Certain students who receive income assistance or PPMB benefits can have funds from training allowances, student loans, grants, bursaries, scholarships, or RESPs exempted by the Ministry as their “income” up to the amount of their “education costs” and “childcare costs.” Both those terms are defined in section 8 of Schedule B to the EAR. This applies if:

  • The student is the dependent child (under 19) of a recipient of income assistance or PPBM benefits;
  • The person is a part-time student in a program that is not eligible for student loan funding;
  • The person has received prior permission from the Ministry to enroll as a full-time student in a program that is not eligible for student loan funding;
  • The student has been excused by the Ministry from having employment-related obligations under s 29(4) of the EAR, and is enrolled part-time in a program that is eligible for student loan funding;
  • The student is a part time student in a program that is eligible for student loans (note that students in this situation cannot have grants, bursaries or scholarships from Canada Student Loans exempted as income);OR
  • The student is in Ministry’s Single Parent Employment Initiative and in a program that is eligible for student loans (note that students in this situation cannot have grants, bursaries or scholarships from Canada Student Loans exempted as income).

K. Leaving the Province for More Than 30 Days

Recipients who leave British Columbia for more than a total of 30 days in a calendar year usually cease to be eligible for income assistance (EAR, s 17 and EAPWDR, s 15).

If a recipient wishes to leave the province for more than 30 days in a calendar year, he or she should try to obtain prior authorization for continued assistance.

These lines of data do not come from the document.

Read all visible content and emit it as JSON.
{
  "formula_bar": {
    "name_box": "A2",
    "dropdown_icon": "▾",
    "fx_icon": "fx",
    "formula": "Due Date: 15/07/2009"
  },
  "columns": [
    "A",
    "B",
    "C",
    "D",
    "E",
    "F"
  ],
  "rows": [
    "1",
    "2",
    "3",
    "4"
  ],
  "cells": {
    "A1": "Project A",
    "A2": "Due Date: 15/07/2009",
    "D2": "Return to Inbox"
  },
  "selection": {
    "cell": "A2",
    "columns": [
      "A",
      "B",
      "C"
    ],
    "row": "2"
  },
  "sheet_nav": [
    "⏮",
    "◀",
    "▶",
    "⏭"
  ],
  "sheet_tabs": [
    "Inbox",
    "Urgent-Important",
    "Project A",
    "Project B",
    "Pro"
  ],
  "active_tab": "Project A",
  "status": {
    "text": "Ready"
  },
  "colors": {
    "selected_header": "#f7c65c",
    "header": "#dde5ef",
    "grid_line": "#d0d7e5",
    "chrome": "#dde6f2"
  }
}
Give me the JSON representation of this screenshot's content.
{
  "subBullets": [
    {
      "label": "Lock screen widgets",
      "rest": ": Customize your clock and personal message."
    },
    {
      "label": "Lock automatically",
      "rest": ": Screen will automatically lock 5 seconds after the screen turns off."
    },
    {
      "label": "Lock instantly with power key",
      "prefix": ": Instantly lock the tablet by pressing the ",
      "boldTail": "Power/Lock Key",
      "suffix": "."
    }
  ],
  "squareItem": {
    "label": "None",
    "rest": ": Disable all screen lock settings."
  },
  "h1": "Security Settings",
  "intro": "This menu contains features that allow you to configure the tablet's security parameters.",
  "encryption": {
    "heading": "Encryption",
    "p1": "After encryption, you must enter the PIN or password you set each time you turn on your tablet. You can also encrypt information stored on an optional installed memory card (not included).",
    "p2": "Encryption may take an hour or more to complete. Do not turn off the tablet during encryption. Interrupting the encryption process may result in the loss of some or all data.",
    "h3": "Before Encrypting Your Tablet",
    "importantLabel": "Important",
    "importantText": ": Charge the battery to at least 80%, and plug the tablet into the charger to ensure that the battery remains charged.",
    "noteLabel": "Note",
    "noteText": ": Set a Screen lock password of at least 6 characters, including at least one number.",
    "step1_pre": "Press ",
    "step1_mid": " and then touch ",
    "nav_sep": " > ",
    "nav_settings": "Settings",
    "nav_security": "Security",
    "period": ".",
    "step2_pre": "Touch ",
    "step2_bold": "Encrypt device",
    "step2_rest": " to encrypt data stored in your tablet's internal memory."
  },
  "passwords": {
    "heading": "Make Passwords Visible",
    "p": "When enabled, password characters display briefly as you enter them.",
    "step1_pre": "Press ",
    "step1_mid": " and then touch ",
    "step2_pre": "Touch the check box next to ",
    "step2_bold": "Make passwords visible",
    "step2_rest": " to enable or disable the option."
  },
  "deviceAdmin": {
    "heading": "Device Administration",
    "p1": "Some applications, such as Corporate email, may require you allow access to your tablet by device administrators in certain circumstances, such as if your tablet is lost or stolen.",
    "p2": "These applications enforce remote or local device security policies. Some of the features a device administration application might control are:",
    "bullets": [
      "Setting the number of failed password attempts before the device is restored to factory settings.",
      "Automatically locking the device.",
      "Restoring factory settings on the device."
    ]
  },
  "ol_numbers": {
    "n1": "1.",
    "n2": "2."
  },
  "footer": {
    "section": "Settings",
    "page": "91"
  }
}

The minister has discretion to authorize absences required to avoid undue hardship, to allow participation in a formal education program, or to obtain medical therapy that has been prescribed by a medical practitioner.

L. 24-Month Time Limit on Welfare Removed

Prior to October 1, 2012, recipients classified as employable were only eligible for benefits for a total period of 24 months out of every 60 months (see former section 27 of the EAR). Now, there is no longer a time limit and after 24 months there will be no reduction in benefits.

M. If the EAW Denies Welfare

If a person is denied welfare due to ineligibility, ensure that they receive this in writing, as they may want to challenge this decision. They may also still be eligible for hardship assistance.


© Copyright 2017, The Greater Vancouver Law Students' Legal Advice Society.


Personal tools
Namespaces

Variants
Actions
Site
Tools
Contributors
Print/export